Dataset rows describing interfaces

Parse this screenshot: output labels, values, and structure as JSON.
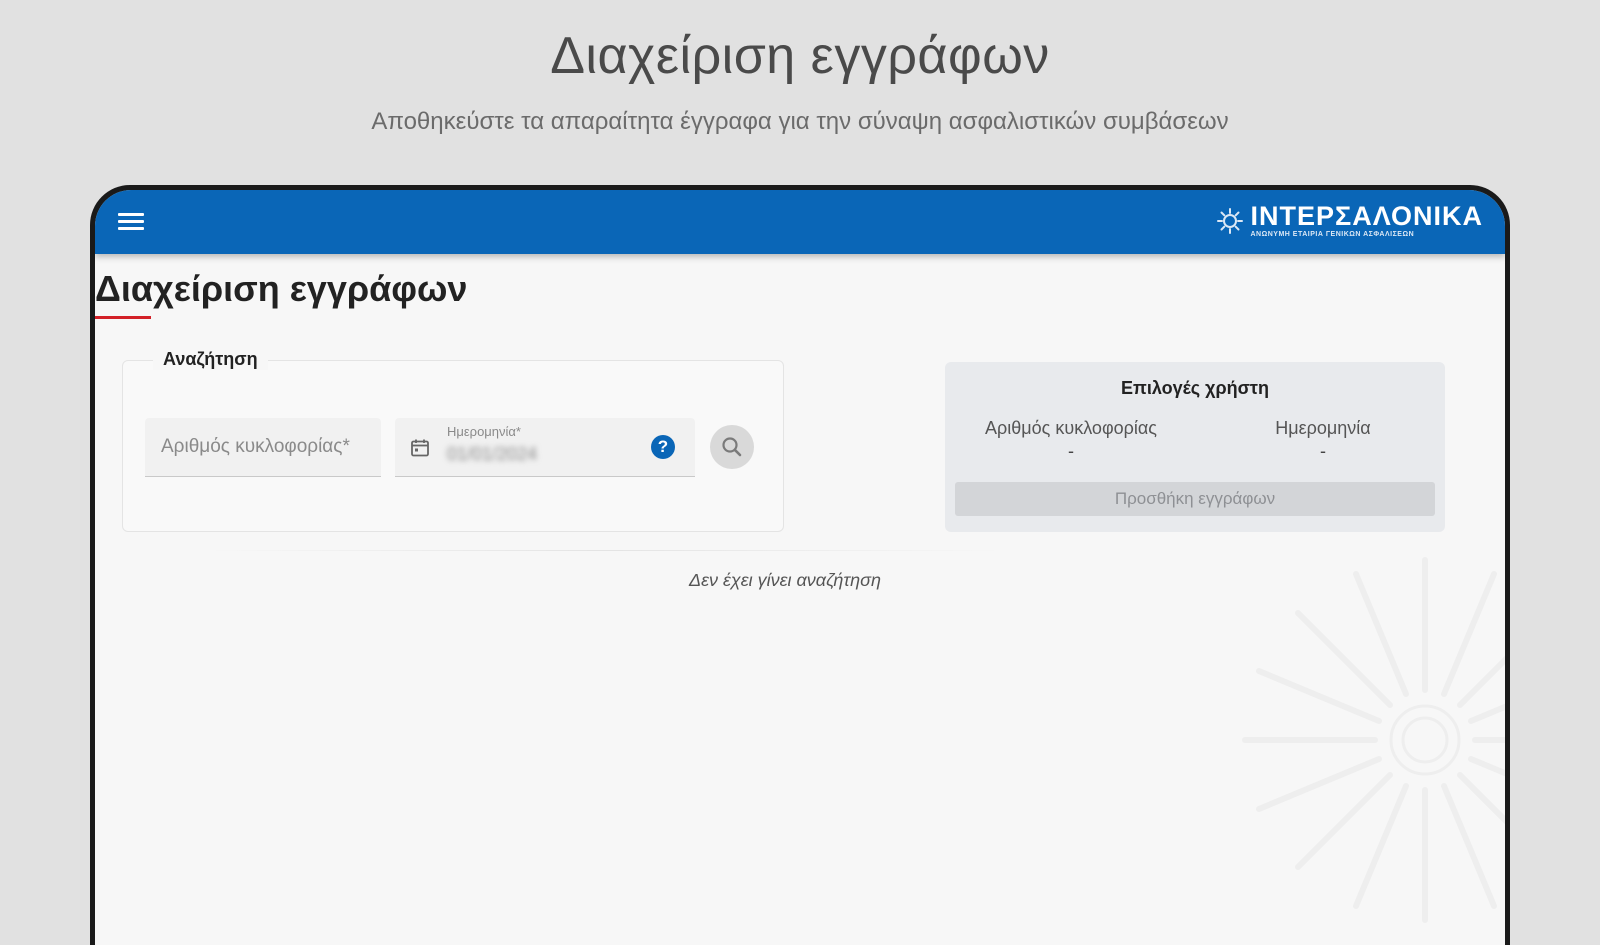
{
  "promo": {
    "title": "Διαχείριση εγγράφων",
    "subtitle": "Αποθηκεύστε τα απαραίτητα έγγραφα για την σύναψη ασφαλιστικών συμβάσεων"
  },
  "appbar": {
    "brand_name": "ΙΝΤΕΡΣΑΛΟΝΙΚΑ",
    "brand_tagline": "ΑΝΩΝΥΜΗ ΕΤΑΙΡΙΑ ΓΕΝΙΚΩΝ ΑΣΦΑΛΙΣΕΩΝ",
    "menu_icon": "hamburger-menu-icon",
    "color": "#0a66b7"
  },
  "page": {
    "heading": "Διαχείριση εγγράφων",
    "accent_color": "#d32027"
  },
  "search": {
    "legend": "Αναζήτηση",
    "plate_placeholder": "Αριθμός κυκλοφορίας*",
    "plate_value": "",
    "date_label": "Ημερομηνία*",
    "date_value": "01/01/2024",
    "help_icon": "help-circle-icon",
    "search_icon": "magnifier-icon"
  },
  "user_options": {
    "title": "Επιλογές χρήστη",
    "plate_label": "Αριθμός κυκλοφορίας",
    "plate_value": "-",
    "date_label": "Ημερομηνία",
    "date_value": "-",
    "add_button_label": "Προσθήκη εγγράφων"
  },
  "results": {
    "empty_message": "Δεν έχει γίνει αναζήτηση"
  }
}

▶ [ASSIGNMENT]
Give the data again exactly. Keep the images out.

▶ [SOLUTION]
Parse this screenshot: output labels, values, and structure as JSON.
{
  "promo": {
    "title": "Διαχείριση εγγράφων",
    "subtitle": "Αποθηκεύστε τα απαραίτητα έγγραφα για την σύναψη ασφαλιστικών συμβάσεων"
  },
  "appbar": {
    "brand_name": "ΙΝΤΕΡΣΑΛΟΝΙΚΑ",
    "brand_tagline": "ΑΝΩΝΥΜΗ ΕΤΑΙΡΙΑ ΓΕΝΙΚΩΝ ΑΣΦΑΛΙΣΕΩΝ",
    "menu_icon": "hamburger-menu-icon",
    "color": "#0a66b7"
  },
  "page": {
    "heading": "Διαχείριση εγγράφων",
    "accent_color": "#d32027"
  },
  "search": {
    "legend": "Αναζήτηση",
    "plate_placeholder": "Αριθμός κυκλοφορίας*",
    "plate_value": "",
    "date_label": "Ημερομηνία*",
    "date_value": "01/01/2024",
    "help_icon": "help-circle-icon",
    "search_icon": "magnifier-icon"
  },
  "user_options": {
    "title": "Επιλογές χρήστη",
    "plate_label": "Αριθμός κυκλοφορίας",
    "plate_value": "-",
    "date_label": "Ημερομηνία",
    "date_value": "-",
    "add_button_label": "Προσθήκη εγγράφων"
  },
  "results": {
    "empty_message": "Δεν έχει γίνει αναζήτηση"
  }
}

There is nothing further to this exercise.